“It’s important [that the categories touch on a wide range of countries] because I think everybody recognises in different ways the power of music overall but [also] the fact that the roots of African music—even before we can talk of Afrobeats—over decades and centuries is so powerful,” Onyemelukwe says. “Even Hip-Hop and R&B [that] we consider American is rooted in something that we bring to the world. So I think making that connection for us is crucial. [Also], we are aligning these awards with the Millennium Development Goals [as] we work closely with the African Union.”

The voting process for the Trace Awards & Festival is still open. Music lovers are encouraged to visit the dedicated page for the awards and cast their votes. Tickets are also available for purchase via HustleSasa. The Trace Awards & Festival is primed to be a regular occurrence as the company is keen to keep tabs on the latest happenings within the music and entertainment industries. Onyemelukwe, who served as the commercial lead and co-executive producer of the Trace Awards & Festival, hopes a win for any of the artists nominated is equivalent to the effect of a Grammy nod—as regards increases in an artist’s performance fees and their streaming revenues.

“I don’t want this award to just be a fun, nice event.

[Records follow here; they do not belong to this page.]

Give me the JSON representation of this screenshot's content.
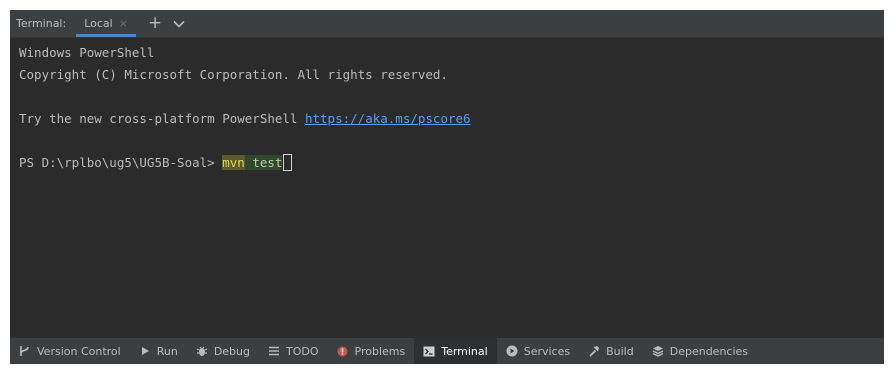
{
  "tabbar": {
    "title": "Terminal:",
    "tabs": [
      {
        "label": "Local",
        "close": "×"
      }
    ],
    "add": "+"
  },
  "terminal": {
    "lines": [
      "Windows PowerShell",
      "Copyright (C) Microsoft Corporation. All rights reserved.",
      "",
      "Try the new cross-platform PowerShell ",
      "",
      "PS D:\\rplbo\\ug5\\UG5B-Soal> "
    ],
    "link": "https://aka.ms/pscore6",
    "command_word1": "mvn",
    "command_space": " ",
    "command_word2": "test"
  },
  "bottombar": {
    "items": [
      {
        "label": "Version Control",
        "icon": "version-control-icon"
      },
      {
        "label": "Run",
        "icon": "run-icon"
      },
      {
        "label": "Debug",
        "icon": "debug-icon"
      },
      {
        "label": "TODO",
        "icon": "todo-icon"
      },
      {
        "label": "Problems",
        "icon": "problems-icon"
      },
      {
        "label": "Terminal",
        "icon": "terminal-icon",
        "active": true
      },
      {
        "label": "Services",
        "icon": "services-icon"
      },
      {
        "label": "Build",
        "icon": "build-icon"
      },
      {
        "label": "Dependencies",
        "icon": "dependencies-icon"
      }
    ]
  },
  "colors": {
    "background": "#2b2b2b",
    "bar": "#3c3f41",
    "text": "#bbbbbb",
    "link": "#589df6",
    "accent": "#4a88c7",
    "problems_icon": "#c75450"
  }
}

I want this to truly have an impact on the industry,” he says. “I want this to make all of those business leaders and investors and global organisations, especially African organisations, to say ‘Wow.’ I want it to have a financial and immediate impact on the ecosystem and I want it to have a wider impact on continuing to further the incredible work our artists have done in improving the perception of Africa around the world.”

Featured image credits/NATIVE